**WHAT TO PRODUCE**. Going line by line through the data below, how many lines contain the word "kind"? Give only the number.

**ENTRIES SUPPLIED**.
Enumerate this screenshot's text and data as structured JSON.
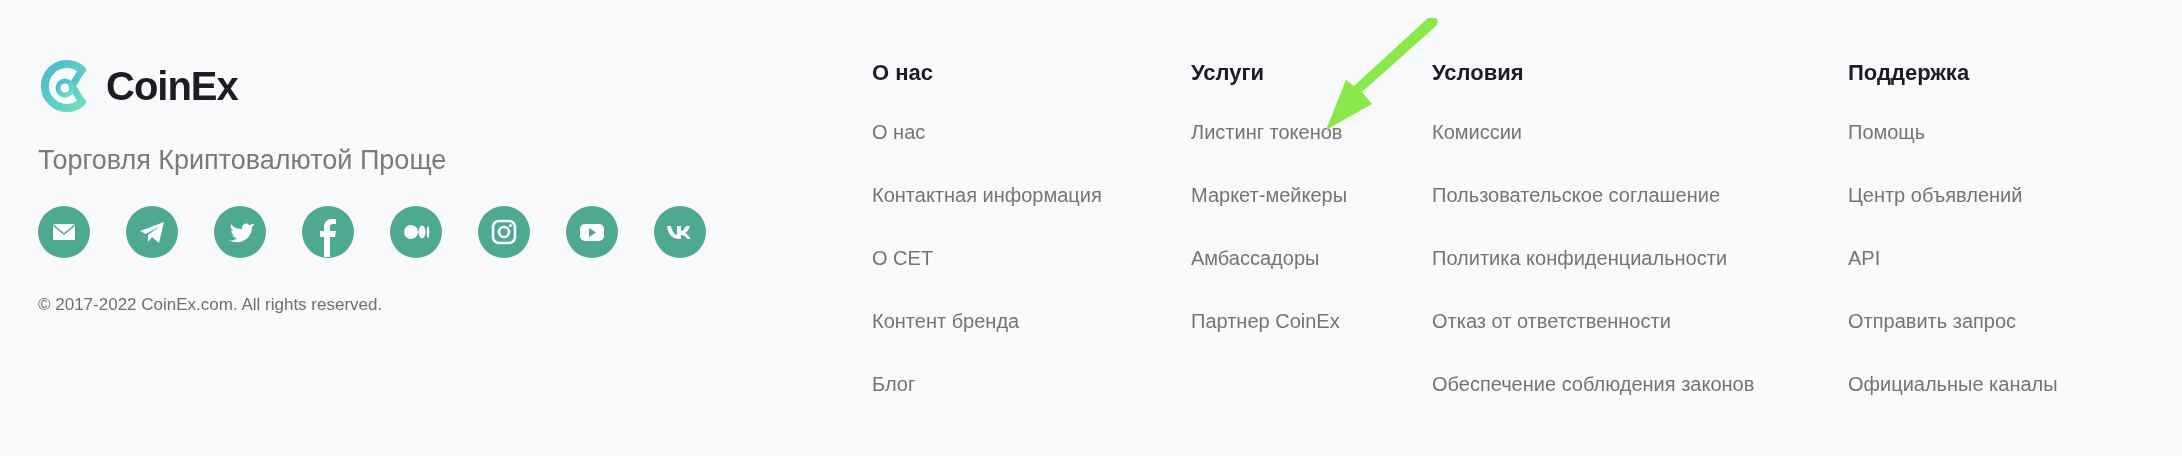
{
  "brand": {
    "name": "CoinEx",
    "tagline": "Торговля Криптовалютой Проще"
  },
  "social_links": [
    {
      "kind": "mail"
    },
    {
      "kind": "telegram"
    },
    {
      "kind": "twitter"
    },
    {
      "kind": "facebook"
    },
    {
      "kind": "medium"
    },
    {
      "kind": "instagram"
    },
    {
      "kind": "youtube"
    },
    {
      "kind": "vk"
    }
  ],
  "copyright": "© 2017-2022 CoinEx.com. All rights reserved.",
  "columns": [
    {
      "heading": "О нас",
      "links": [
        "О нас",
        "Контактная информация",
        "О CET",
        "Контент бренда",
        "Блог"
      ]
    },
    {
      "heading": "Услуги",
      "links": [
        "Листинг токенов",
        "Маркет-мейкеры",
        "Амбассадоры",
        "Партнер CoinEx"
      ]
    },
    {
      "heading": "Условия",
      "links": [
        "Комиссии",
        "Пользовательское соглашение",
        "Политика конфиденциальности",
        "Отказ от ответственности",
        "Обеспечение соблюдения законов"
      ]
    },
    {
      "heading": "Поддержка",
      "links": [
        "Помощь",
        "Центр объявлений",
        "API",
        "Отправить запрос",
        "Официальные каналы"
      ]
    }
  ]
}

**RESPONSE AREA**. 8